or under things that won't be visible anyway. Wedging behind a frame that
runs along the ever changing hull shape, for example, is a lot easier that
trying to plane the twist into a straight length of wood that will become
curved when screwed into place. Planing for us isn't possible at the moment
as we are waiting for a new belt for our planer! Besides, the frame is only
connected at the hull frames so one doesn't gain much by flattening the
frame against the hull.
In most cases, the frame is to support plywood for a locker/cupboard bottom or desktop or shelf, so that edge ( being smaller ) can come in at any angle as long as it doesn't leave a gaping hole.
As the photo above shows, a little more advance
planning would have been an asset and would have prevented the complex join
below the clamps. It's just hard when one isn't really sure how things are
going to be until reaching a certain point of the project.
Seat side plywood
|Gena placed in the outer framing for the galley countertops, then marked out where all of the hatches are going to be. The opening direction is important as is what one can access under there. It's decisions full of compromise between convenience, looks, accessibility, and each other. Like other areas of the boat, this layout has changed 5+ times because of problems with layout in respect to cupboard space, appliances, "reachabilty", and safety. We're hoping we now have a balance between the lot!|
2 of the 4 batteries hauled home (4 too heavy for car!) Inverter/charger
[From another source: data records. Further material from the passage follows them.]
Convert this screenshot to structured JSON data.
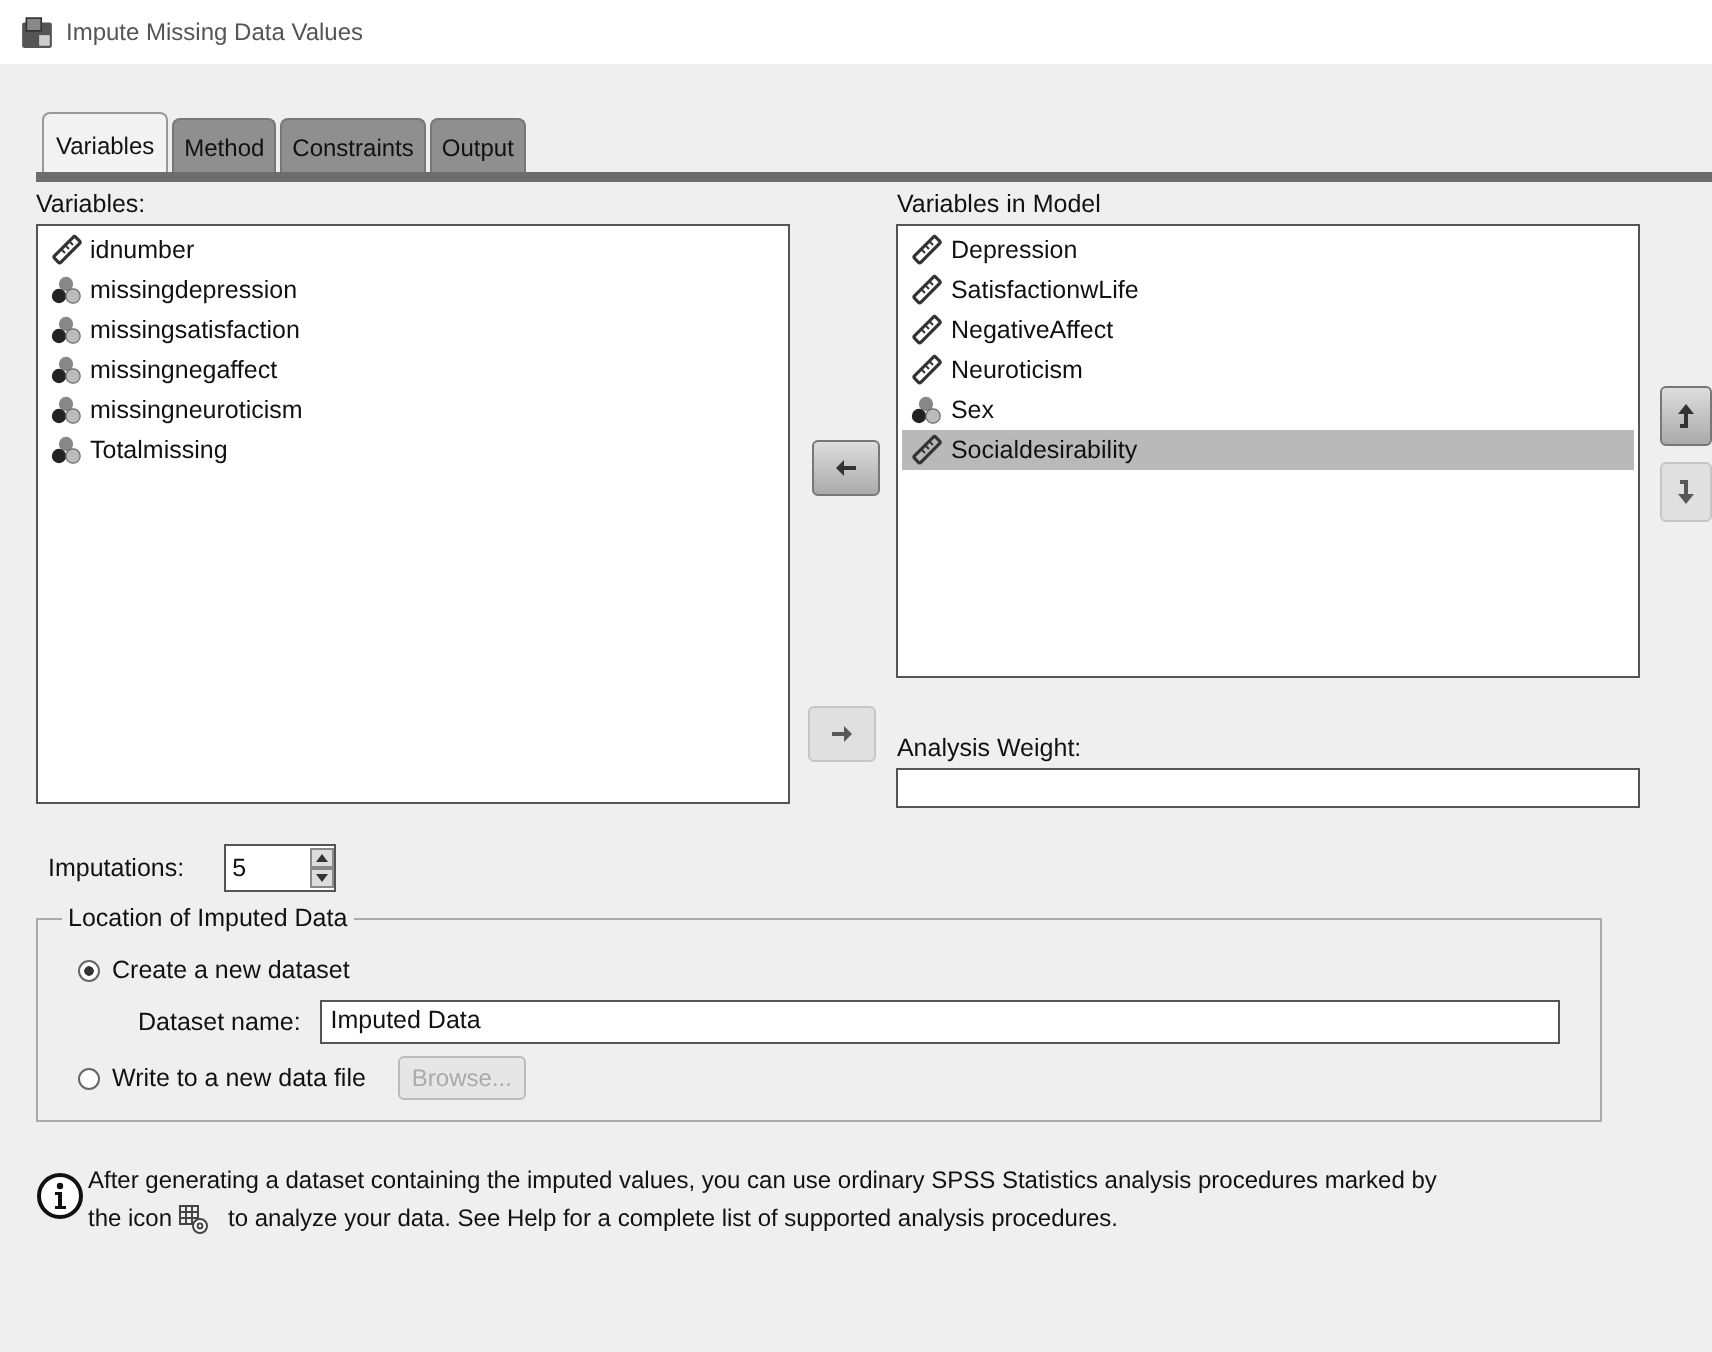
{
  "window": {
    "title": "Impute Missing Data Values"
  },
  "tabs": [
    {
      "label": "Variables",
      "selected": true
    },
    {
      "label": "Method",
      "selected": false
    },
    {
      "label": "Constraints",
      "selected": false
    },
    {
      "label": "Output",
      "selected": false
    }
  ],
  "variables": {
    "label": "Variables:",
    "items": [
      {
        "name": "idnumber",
        "kind": "scale"
      },
      {
        "name": "missingdepression",
        "kind": "nominal"
      },
      {
        "name": "missingsatisfaction",
        "kind": "nominal"
      },
      {
        "name": "missingnegaffect",
        "kind": "nominal"
      },
      {
        "name": "missingneuroticism",
        "kind": "nominal"
      },
      {
        "name": "Totalmissing",
        "kind": "nominal"
      }
    ]
  },
  "move_buttons": [
    {
      "kind": "left",
      "disabled": false
    },
    {
      "kind": "right",
      "disabled": true
    }
  ],
  "model": {
    "label": "Variables in Model",
    "items": [
      {
        "name": "Depression",
        "kind": "scale",
        "selected": false
      },
      {
        "name": "SatisfactionwLife",
        "kind": "scale",
        "selected": false
      },
      {
        "name": "NegativeAffect",
        "kind": "scale",
        "selected": false
      },
      {
        "name": "Neuroticism",
        "kind": "scale",
        "selected": false
      },
      {
        "name": "Sex",
        "kind": "nominal",
        "selected": false
      },
      {
        "name": "Socialdesirability",
        "kind": "scale",
        "selected": true
      }
    ]
  },
  "order_buttons": [
    {
      "kind": "up",
      "disabled": false
    },
    {
      "kind": "down",
      "disabled": true
    }
  ],
  "analysis_weight": {
    "label": "Analysis Weight:"
  },
  "imputations": {
    "label": "Imputations:",
    "value": "5"
  },
  "location": {
    "title": "Location of Imputed Data",
    "options": [
      {
        "label": "Create a new dataset",
        "selected": true
      },
      {
        "label": "Write to a new data file",
        "selected": false
      }
    ],
    "dataset_name": {
      "label": "Dataset name:",
      "value": "Imputed Data"
    },
    "browse": {
      "label": "Browse...",
      "disabled": true
    }
  },
  "info": {
    "line1": "After generating a dataset containing the imputed values, you can use ordinary SPSS Statistics analysis procedures marked by",
    "line2_before": "the icon",
    "line2_after": "to analyze your data. See Help for a complete list of supported analysis procedures."
  }
}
is on right edge of photo. Good for battery monitor and shore power.
They must go in soon as they are VERY in the way!
As a side note, our glass-mat batteries arrived (
about $600 a piece! ) and they are big and very heavy - 160 lbs each. We
found that we can fit 4 of these into our battery box. This will give us
plenty of amp-hours to charge, and they will handle a pretty intense load
for a long time. About 400 amp/hours is plenty for our use as we would like
to try to avoid starting the engine to charge them. It's good to have more
capacity for lean charging days followed by lesser charging days. Our system
will charge from solar, wind, water, shore, and engine power.
We were recommended by a good source to connect the water, wind, and solar all together at the battery. Because the wind generator, a Marine Air-X, has a regulator, it will need to be adjusted for maximum performance. It'll be a learning experience!
To DAY 354
To DAY 356+